» Exercise: For this exercise, please return exactly the line containing "What's the underlying" and each line after it through the end of the records, with no pictures included.

Web page and app entries

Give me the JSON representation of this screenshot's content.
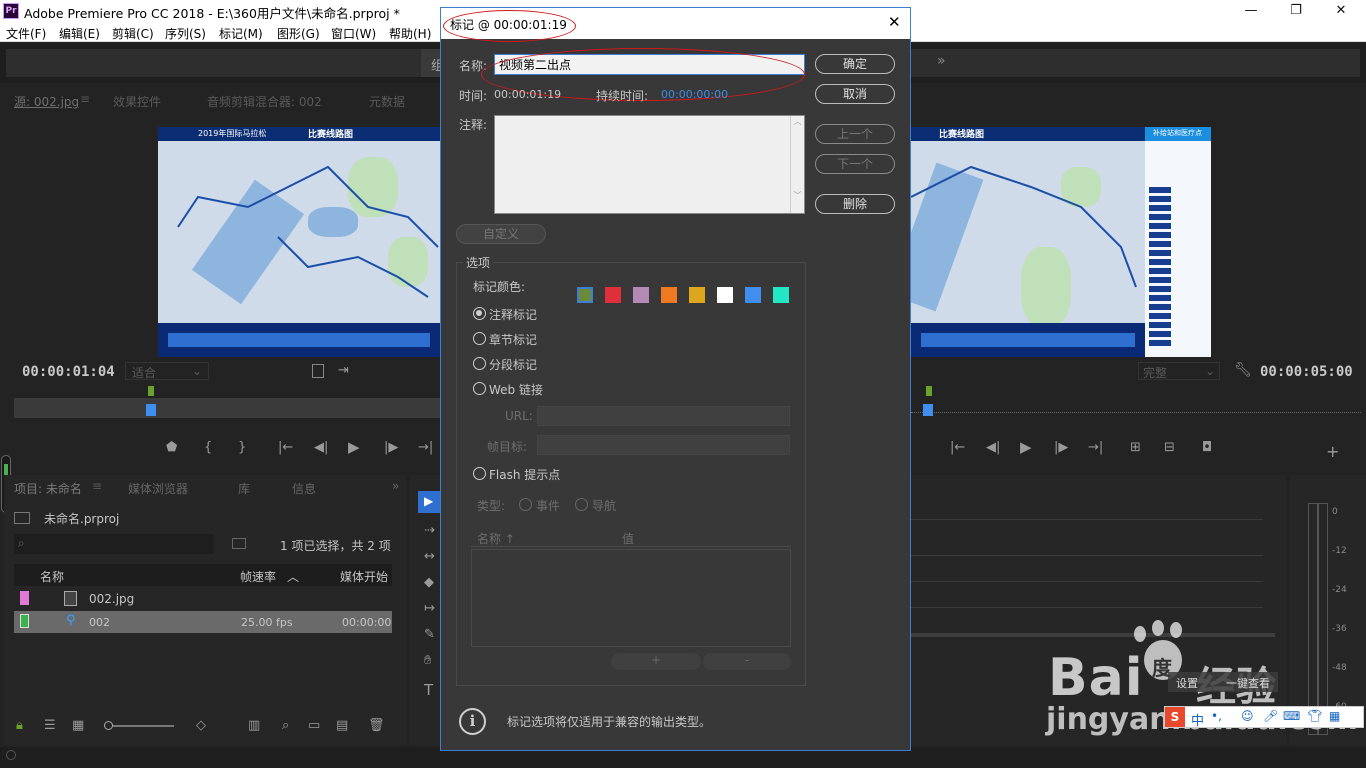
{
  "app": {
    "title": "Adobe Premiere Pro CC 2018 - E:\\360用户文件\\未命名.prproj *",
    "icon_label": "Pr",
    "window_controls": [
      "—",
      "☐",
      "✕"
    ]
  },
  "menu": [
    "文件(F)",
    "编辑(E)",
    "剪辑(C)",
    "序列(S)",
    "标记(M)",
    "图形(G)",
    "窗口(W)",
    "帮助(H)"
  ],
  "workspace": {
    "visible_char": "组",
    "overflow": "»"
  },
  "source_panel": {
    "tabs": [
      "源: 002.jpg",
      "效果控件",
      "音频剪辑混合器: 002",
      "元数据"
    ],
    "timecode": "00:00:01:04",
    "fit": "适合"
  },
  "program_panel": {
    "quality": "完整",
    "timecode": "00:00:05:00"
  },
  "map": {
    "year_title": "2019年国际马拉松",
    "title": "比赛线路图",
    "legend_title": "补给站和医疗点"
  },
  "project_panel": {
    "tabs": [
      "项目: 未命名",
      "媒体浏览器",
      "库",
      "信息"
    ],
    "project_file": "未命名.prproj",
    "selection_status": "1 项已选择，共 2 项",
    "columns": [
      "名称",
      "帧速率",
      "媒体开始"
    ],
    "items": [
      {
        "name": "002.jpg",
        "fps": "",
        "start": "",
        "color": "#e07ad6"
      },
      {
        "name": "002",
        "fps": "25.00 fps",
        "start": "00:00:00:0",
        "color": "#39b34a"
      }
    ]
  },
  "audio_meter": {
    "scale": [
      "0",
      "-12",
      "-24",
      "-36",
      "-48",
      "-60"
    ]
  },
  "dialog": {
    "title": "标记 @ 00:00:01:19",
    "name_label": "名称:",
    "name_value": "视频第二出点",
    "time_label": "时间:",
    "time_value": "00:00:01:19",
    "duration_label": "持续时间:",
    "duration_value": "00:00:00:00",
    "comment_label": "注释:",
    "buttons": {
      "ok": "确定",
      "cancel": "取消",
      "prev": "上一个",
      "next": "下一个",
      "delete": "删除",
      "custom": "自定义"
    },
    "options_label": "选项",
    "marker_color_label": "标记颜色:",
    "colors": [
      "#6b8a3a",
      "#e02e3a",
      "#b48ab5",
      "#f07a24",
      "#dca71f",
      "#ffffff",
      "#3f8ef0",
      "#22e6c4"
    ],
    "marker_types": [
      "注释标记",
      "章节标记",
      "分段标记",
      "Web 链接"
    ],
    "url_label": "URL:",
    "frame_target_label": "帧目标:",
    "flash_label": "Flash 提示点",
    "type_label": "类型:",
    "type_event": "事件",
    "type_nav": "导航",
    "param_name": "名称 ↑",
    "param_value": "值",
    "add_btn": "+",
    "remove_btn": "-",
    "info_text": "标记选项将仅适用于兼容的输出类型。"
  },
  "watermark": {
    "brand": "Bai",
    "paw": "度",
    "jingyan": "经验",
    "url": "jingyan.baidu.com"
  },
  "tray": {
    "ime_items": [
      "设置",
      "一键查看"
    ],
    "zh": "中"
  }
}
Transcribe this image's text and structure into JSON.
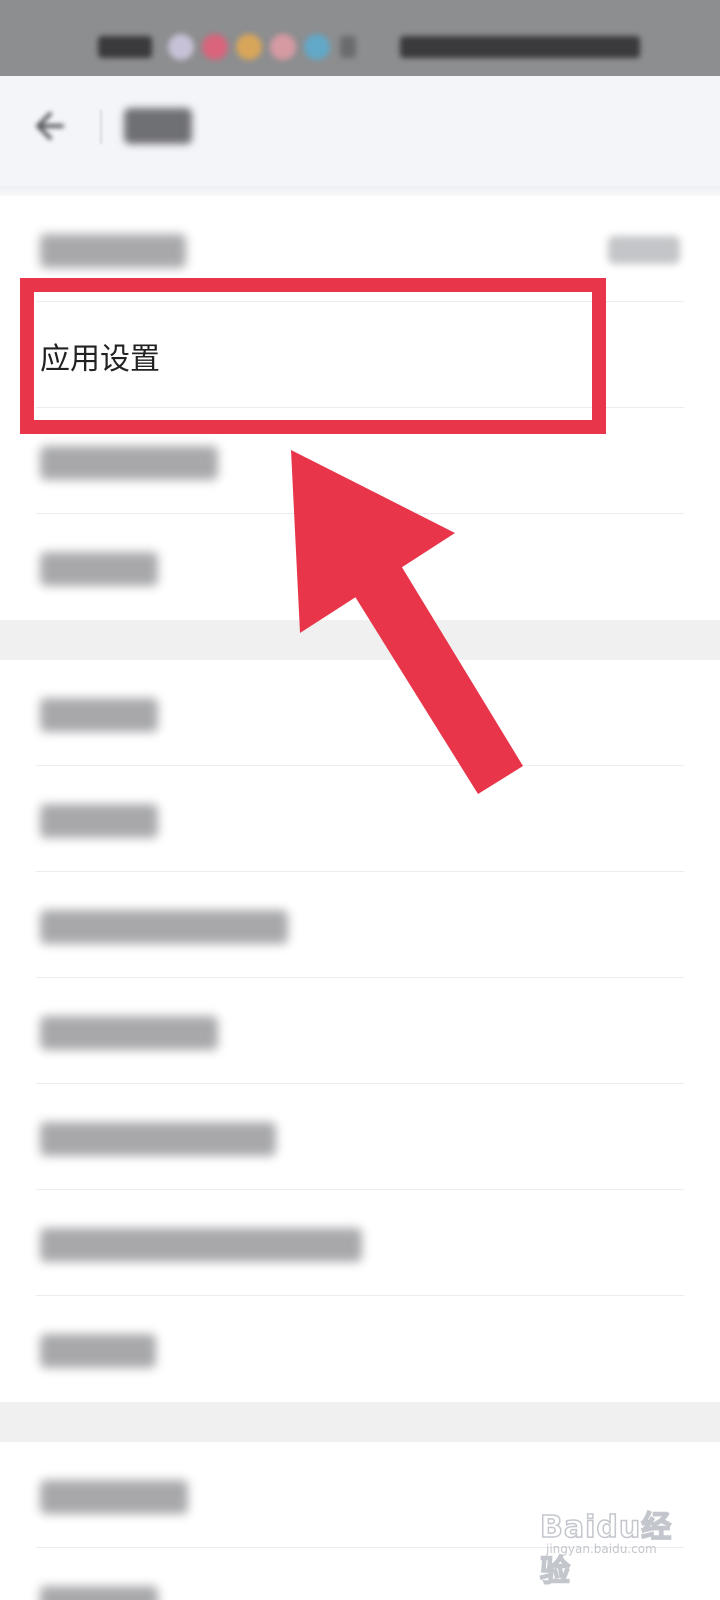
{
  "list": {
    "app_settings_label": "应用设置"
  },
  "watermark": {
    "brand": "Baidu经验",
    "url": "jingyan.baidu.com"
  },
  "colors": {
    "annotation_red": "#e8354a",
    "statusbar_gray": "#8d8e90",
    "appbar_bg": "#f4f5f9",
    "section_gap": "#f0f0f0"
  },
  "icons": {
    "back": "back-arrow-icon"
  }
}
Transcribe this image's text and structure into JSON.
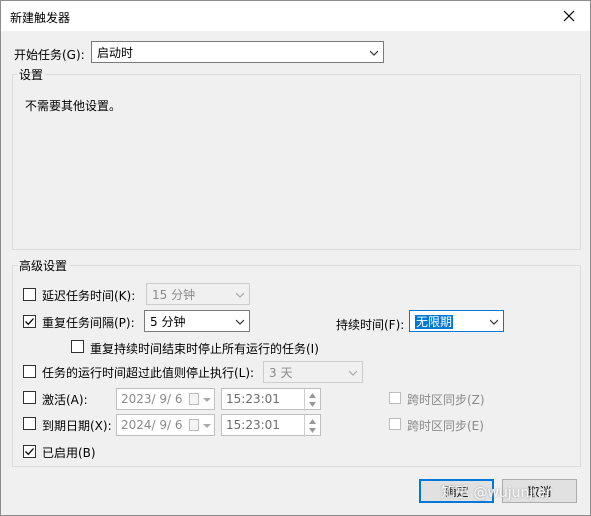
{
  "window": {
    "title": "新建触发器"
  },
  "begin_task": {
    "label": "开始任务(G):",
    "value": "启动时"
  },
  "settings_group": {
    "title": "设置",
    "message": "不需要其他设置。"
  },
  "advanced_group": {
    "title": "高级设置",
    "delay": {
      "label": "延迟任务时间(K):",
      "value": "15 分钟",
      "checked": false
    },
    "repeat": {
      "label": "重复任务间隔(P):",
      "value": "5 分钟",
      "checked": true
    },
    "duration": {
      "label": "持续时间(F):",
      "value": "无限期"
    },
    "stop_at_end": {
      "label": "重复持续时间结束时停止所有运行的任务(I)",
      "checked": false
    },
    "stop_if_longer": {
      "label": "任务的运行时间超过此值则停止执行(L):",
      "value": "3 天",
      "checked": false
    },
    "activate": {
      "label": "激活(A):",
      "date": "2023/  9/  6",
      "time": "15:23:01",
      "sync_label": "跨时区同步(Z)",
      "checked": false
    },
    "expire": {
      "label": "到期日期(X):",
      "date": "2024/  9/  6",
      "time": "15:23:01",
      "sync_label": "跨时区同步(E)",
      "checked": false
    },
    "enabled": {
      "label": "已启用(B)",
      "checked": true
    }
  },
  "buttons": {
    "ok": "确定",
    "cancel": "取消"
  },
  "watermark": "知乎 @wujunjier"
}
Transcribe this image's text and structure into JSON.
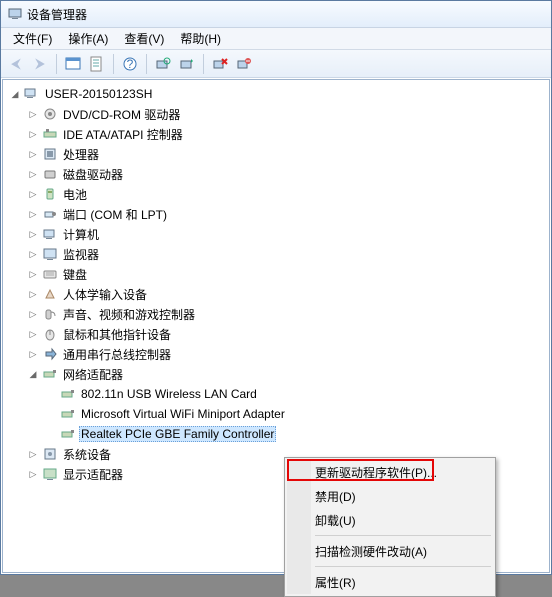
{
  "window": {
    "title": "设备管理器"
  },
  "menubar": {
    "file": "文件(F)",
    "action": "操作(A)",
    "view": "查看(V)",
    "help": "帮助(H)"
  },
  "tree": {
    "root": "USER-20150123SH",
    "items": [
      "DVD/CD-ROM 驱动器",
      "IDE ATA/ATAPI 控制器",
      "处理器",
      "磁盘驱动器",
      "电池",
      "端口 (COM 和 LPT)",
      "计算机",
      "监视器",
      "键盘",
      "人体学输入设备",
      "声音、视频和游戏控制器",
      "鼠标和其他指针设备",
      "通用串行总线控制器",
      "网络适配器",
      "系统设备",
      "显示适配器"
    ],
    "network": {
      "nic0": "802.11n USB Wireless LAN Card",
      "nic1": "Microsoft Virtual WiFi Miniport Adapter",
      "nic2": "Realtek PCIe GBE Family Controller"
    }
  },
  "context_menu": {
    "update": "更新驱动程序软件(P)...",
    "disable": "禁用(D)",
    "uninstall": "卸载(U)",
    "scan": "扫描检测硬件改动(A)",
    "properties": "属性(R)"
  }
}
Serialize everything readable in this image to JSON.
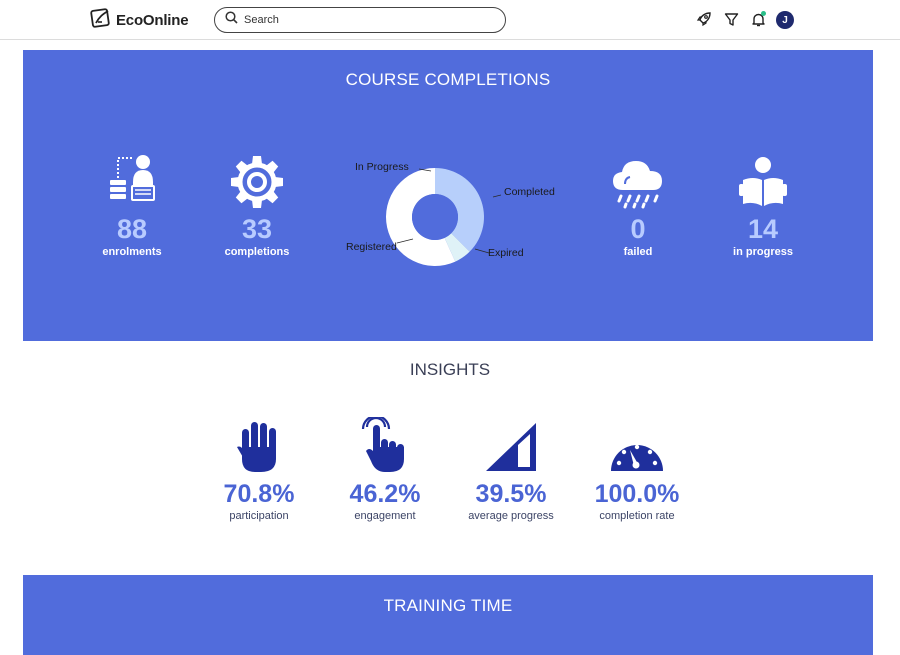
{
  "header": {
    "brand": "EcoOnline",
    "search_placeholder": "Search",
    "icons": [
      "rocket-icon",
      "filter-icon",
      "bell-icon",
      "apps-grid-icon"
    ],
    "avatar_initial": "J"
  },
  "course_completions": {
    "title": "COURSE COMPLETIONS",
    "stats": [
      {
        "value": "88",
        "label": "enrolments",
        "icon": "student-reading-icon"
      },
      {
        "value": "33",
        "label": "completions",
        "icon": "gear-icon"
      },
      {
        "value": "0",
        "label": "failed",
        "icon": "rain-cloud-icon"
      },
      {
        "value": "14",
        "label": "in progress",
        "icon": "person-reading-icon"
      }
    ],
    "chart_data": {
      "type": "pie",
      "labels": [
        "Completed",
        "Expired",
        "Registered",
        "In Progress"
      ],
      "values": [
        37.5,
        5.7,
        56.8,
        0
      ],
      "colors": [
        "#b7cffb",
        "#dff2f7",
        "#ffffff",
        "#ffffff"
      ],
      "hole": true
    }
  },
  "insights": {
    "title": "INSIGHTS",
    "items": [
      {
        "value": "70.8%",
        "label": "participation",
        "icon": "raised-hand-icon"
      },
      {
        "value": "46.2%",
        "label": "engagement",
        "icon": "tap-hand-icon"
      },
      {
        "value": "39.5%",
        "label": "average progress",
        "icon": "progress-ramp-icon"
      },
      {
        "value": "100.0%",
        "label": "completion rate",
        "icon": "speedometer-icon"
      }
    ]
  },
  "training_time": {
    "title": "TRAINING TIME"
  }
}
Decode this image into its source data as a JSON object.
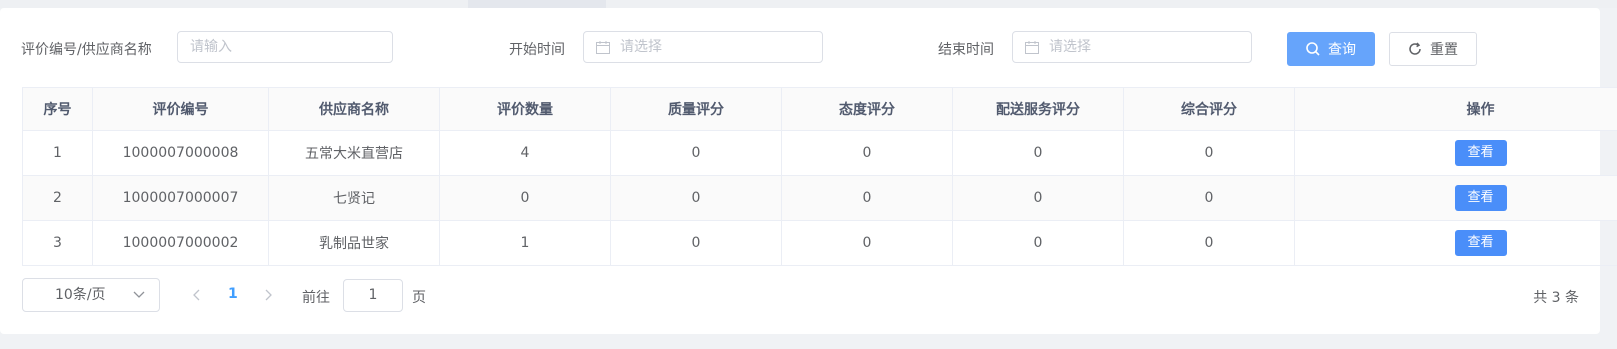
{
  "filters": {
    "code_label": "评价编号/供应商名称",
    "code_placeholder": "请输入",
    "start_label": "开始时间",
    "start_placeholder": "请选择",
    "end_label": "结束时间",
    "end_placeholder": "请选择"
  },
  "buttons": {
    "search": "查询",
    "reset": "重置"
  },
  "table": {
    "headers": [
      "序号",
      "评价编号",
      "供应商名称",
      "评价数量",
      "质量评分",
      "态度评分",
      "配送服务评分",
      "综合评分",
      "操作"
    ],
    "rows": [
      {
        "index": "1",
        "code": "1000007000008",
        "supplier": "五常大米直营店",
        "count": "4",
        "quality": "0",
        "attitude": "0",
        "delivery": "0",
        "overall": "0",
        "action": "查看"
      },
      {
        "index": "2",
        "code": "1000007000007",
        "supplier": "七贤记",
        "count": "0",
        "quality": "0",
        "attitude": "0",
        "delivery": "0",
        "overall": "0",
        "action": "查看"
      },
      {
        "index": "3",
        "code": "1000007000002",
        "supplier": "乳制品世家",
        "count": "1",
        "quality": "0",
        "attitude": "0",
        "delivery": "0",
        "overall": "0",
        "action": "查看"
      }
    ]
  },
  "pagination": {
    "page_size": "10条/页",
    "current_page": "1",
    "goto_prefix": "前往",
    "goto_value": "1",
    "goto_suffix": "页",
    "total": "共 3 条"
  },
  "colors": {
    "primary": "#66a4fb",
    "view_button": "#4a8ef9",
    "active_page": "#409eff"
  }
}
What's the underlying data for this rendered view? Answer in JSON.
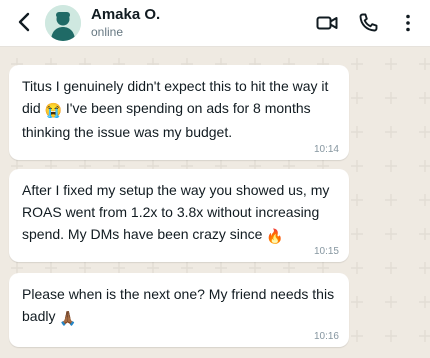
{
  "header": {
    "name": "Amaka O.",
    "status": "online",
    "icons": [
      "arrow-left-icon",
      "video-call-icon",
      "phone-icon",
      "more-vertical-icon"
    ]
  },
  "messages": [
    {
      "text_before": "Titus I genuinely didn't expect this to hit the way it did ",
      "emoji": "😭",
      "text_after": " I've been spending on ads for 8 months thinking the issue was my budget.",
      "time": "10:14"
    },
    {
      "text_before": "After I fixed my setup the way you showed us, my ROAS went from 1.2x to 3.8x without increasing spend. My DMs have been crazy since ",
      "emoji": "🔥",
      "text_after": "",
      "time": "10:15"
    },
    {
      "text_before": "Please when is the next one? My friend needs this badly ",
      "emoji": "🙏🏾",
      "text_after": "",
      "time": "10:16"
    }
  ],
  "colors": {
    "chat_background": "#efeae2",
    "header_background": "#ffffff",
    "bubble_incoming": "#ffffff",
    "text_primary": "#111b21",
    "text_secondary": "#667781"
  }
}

» Answer space:
What's the underlying data for this rendered view? Answer in JSON.
{
  "header": {
    "name": "Amaka O.",
    "status": "online",
    "icons": [
      "arrow-left-icon",
      "video-call-icon",
      "phone-icon",
      "more-vertical-icon"
    ]
  },
  "messages": [
    {
      "text_before": "Titus I genuinely didn't expect this to hit the way it did ",
      "emoji": "😭",
      "text_after": " I've been spending on ads for 8 months thinking the issue was my budget.",
      "time": "10:14"
    },
    {
      "text_before": "After I fixed my setup the way you showed us, my ROAS went from 1.2x to 3.8x without increasing spend. My DMs have been crazy since ",
      "emoji": "🔥",
      "text_after": "",
      "time": "10:15"
    },
    {
      "text_before": "Please when is the next one? My friend needs this badly ",
      "emoji": "🙏🏾",
      "text_after": "",
      "time": "10:16"
    }
  ],
  "colors": {
    "chat_background": "#efeae2",
    "header_background": "#ffffff",
    "bubble_incoming": "#ffffff",
    "text_primary": "#111b21",
    "text_secondary": "#667781"
  }
}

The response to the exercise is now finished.